The broad humour of Donizetti’s L’elisir d’amore can be difficult to bring off without seeming hokey or overly saccharine. Thankfully, Simon Phillips’ production hit the nail on the head with its healthy blend of comic effects and touching sentiment. It contained a truly beautiful set design and was largely non-interventionist directorially, although there certainly can’t be many other productions in which Nemorino shears corrugated iron sheep and Adina brushes a corrugated iron horse in time to the duet “Esulti pur la Barbara”.

Pene Pati (Nemorino) © Simon Watts
Pene Pati (Nemorino)
© Simon Watts

This production, here restaged by Matthew Barclay, takes us to a small Antipodean farming town, and the newspaper covers the villagers read during the orchestral prelude make it clear that it is the First World War. Not only the farm animals (horses, cows, sheep and chickens) but indeed almost the whole set is created from corrugated iron sheets of various hues, browns for the earth and blues for the sky, making for a visually stunning effect. The supertitles too translated Felice Romani’s libretto to a familiar country vernacular, filled with “sheilas” and describing them as “corker”, to consistently amusing effect. The direction was unfailingly natural as the cast and chorus seamlessly moved around fences, on and off horses and through chicken coops. It was full of clever comic touches, such as Nemorino glancing up at the supertitles to understand Belcore’s singing with his mouth full, all executed without a trace of self-regarding pantomime. The comic timing was excellent throughout, with particular attention made to coordinating funny moments with significant points in the music.

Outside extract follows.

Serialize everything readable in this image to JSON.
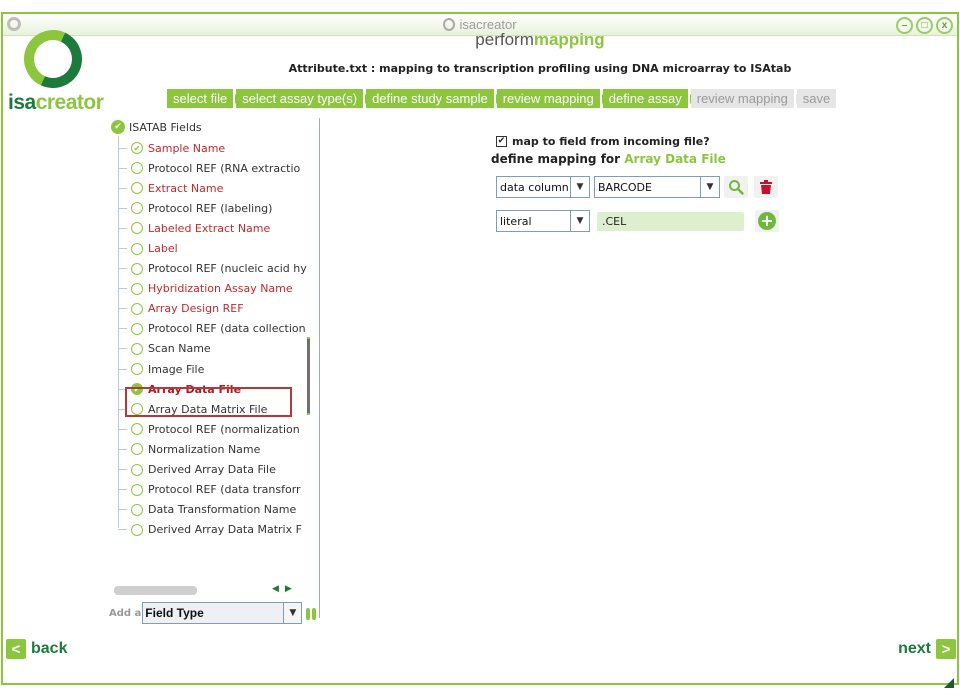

Morgan Pearse (Belcore) and Amina Edris (Adina) © Simon Watts
Morgan Pearse (Belcore) and Amina Edris (Adina)
© Simon Watts

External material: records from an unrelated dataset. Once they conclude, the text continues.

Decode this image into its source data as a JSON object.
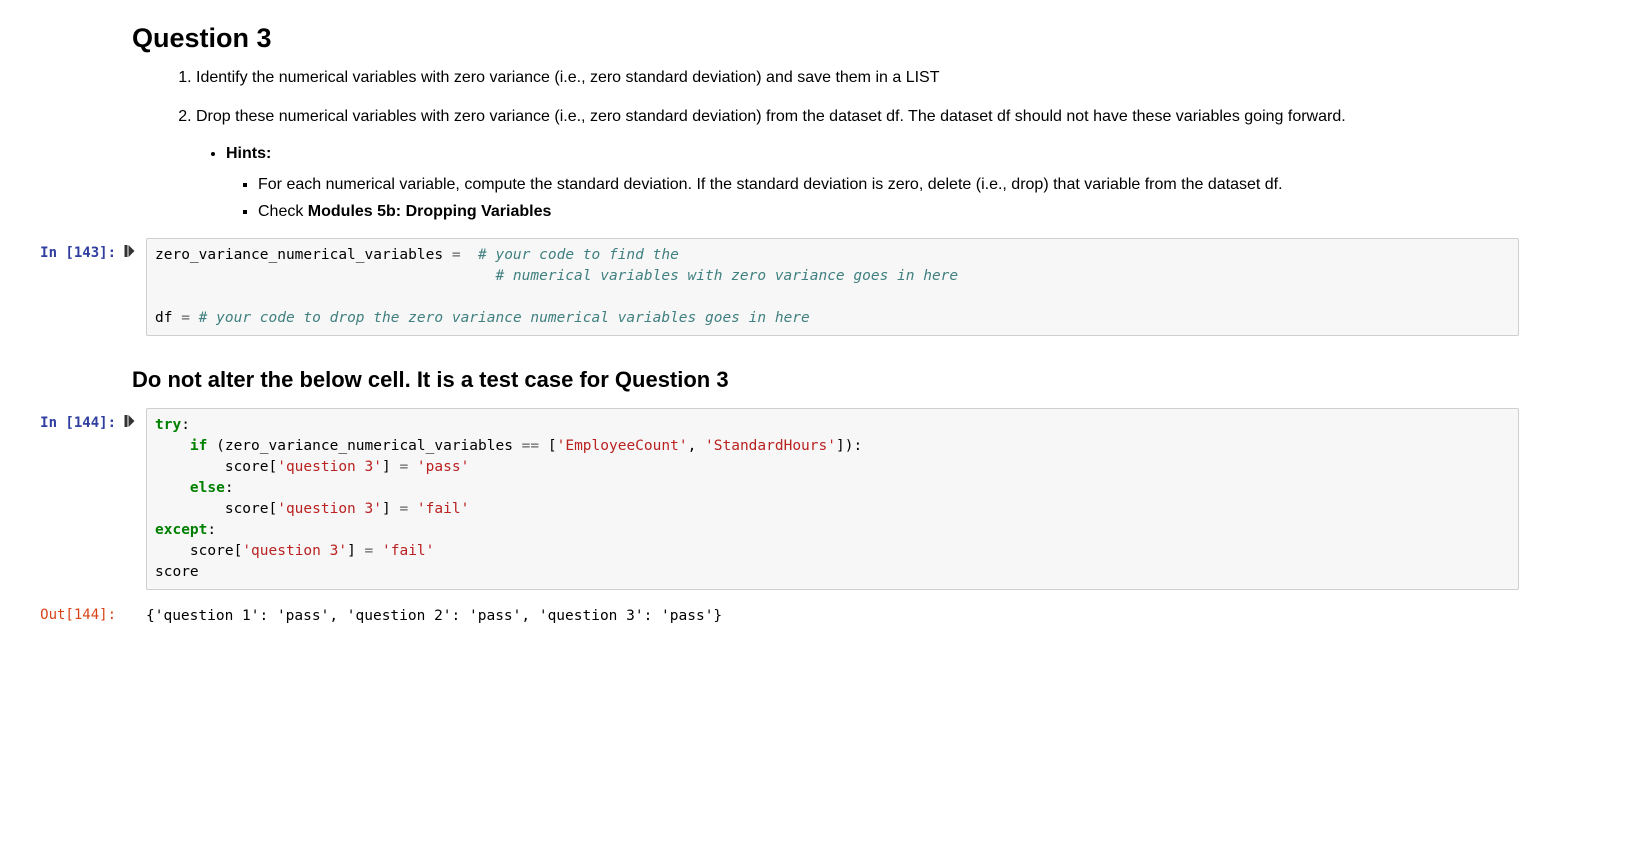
{
  "markdown1": {
    "title": "Question 3",
    "steps": [
      "Identify the numerical variables with zero variance (i.e., zero standard deviation) and save them in a LIST",
      "Drop these numerical variables with zero variance (i.e., zero standard deviation) from the dataset df. The dataset df should not have these variables going forward."
    ],
    "hints_label": "Hints:",
    "hints": {
      "h1": "For each numerical variable, compute the standard deviation. If the standard deviation is zero, delete (i.e., drop) that variable from the dataset df.",
      "h2a": "Check ",
      "h2b": "Modules 5b: Dropping Variables"
    }
  },
  "cell1": {
    "prompt": "In [143]:",
    "code": {
      "line1a": "zero_variance_numerical_variables ",
      "line1b": "=",
      "line1c": "  ",
      "line1_cm": "# your code to find the",
      "line2_pad": "                                       ",
      "line2_cm": "# numerical variables with zero variance goes in here",
      "blank": "",
      "line3a": "df ",
      "line3b": "=",
      "line3c": " ",
      "line3_cm": "# your code to drop the zero variance numerical variables goes in here"
    }
  },
  "markdown2": {
    "title": "Do not alter the below cell. It is a test case for Question 3"
  },
  "cell2": {
    "prompt": "In [144]:",
    "code": {
      "l1_kw": "try",
      "l1_colon": ":",
      "l2_pad": "    ",
      "l2_kw": "if",
      "l2_rest": " (zero_variance_numerical_variables ",
      "l2_eq": "==",
      "l2_sp": " [",
      "l2_s1": "'EmployeeCount'",
      "l2_comma": ", ",
      "l2_s2": "'StandardHours'",
      "l2_close": "]):",
      "l3_pad": "        score[",
      "l3_s1": "'question 3'",
      "l3_mid": "] ",
      "l3_eq": "=",
      "l3_sp": " ",
      "l3_s2": "'pass'",
      "l4_pad": "    ",
      "l4_kw": "else",
      "l4_colon": ":",
      "l5_pad": "        score[",
      "l5_s1": "'question 3'",
      "l5_mid": "] ",
      "l5_eq": "=",
      "l5_sp": " ",
      "l5_s2": "'fail'",
      "l6_kw": "except",
      "l6_colon": ":",
      "l7_pad": "    score[",
      "l7_s1": "'question 3'",
      "l7_mid": "] ",
      "l7_eq": "=",
      "l7_sp": " ",
      "l7_s2": "'fail'",
      "l8": "score"
    },
    "out_prompt": "Out[144]:",
    "output": "{'question 1': 'pass', 'question 2': 'pass', 'question 3': 'pass'}"
  }
}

Luckily the standard of the solo performances more than matched the delights of the production itself. Both Amina Edris and Pene Pati were frankly adorable, vocally and dramatically. Her voice has an intriguing, throbbing vibrato and she has an instinctive way with the bel canto phrases, especially noticeable in the languorous and longing “Quanto amore” duet with Dulcamara. The final climactic aria, too, was expertly executed, full-toned and ravishingly phrased in the cavatina and with pinpoint vocal divisions in the cabaletta. Her Adina was a complicated creature, veering naturally from flirty and vexatious in the first act to a truly touching realisation of her love for Nemorino.

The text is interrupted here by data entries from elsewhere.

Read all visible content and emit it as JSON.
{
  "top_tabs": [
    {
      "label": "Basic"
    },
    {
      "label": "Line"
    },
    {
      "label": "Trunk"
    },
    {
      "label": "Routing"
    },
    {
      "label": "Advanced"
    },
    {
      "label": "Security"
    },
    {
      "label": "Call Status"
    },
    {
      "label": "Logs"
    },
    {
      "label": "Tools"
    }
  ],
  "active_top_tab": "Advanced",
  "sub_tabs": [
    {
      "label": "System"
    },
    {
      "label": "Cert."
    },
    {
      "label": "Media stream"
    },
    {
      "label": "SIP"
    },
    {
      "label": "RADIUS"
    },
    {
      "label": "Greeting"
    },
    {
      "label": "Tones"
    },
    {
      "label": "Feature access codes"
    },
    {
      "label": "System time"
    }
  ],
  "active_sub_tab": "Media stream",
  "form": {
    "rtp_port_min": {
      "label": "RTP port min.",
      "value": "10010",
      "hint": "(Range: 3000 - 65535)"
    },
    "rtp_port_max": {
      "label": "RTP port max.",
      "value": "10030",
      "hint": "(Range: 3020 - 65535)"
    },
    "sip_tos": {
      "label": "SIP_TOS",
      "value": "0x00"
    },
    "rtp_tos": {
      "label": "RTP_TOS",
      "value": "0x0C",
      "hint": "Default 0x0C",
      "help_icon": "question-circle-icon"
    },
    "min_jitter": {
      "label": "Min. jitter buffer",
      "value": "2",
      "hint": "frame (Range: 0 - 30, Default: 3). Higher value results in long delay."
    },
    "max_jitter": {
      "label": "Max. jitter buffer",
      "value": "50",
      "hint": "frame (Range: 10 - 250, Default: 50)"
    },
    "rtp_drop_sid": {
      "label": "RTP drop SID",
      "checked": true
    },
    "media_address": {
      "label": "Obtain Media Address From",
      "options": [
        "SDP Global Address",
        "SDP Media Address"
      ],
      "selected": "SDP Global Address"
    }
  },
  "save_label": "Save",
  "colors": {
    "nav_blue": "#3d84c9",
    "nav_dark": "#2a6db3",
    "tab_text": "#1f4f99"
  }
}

Pati, more well known here in his native New Zealand as a member of vocal pop-era trio SOL3 MIO, proved equally adept at navigating the standard operatic repertoire. He possesses an authentically Italianate style, knowing how to create a magical moment to allow the audience to luxuriate in his glorious voice. This was most notable in the exquisitely rendered recitative following his purchase of the magic elixir. “Una furtiva lagrima” is a set-piece for any lyric tenor worth his salt and Pati certainly didn’t disappoint, imbuing the long phrases with golden tone. He introduced some interesting variations to the main melody on its second appearance and capped the final moments of the aria with a deliciously controlled diminuendo. His acting was similarly superb. This was the kind of Nemorino that had the audience rooting for him from his first moments on stage, convincingly lovesick and equally convincingly devastated when he feels Adina slipping away.

Conal Coad (Dulcamara) © Simon Watts
Conal Coad (Dulcamara)
© Simon Watts

If the other vocalists were less extraordinary they certainly did not let the side down. Belcore was played by Morgan Pearse, his light baritone expertly handling the frequent coloratura flourishes that many Belcores simply fudge. He played the sergeant as narcissistic but foolish, a very funny approach even if Belcore never quite seemed a serious prospect for Adina’s hand. Conal Coad has had a 40-year career in principal bass roles and this long experience was clear in his handling of Dulcamara’s character. Though no longer the possessor of the fullest or steadiest of bass tones, he employed every trick from the comic bass handbook and it worked wonderfully well. Lastly, there was a supremely delightful Giannetta in the person of Natasha Wilson, proving once again that there is no such thing as a small role. There were no reservations either about the expert playing of the Auckland Philharmonia Orchestra under the lyrical baton of Wyn Davies.

Charming and hilarious by turn, this beautiful production of L’elisir d’amore was an extremely welcome entry in New Zealand Opera’s 2018 season, especially following the disappointing Candide in March. It was an absolute pleasure to experience the largely young and Kiwi cast work vocal and dramatic magic through Donizetti’s evergreen charmer.

*****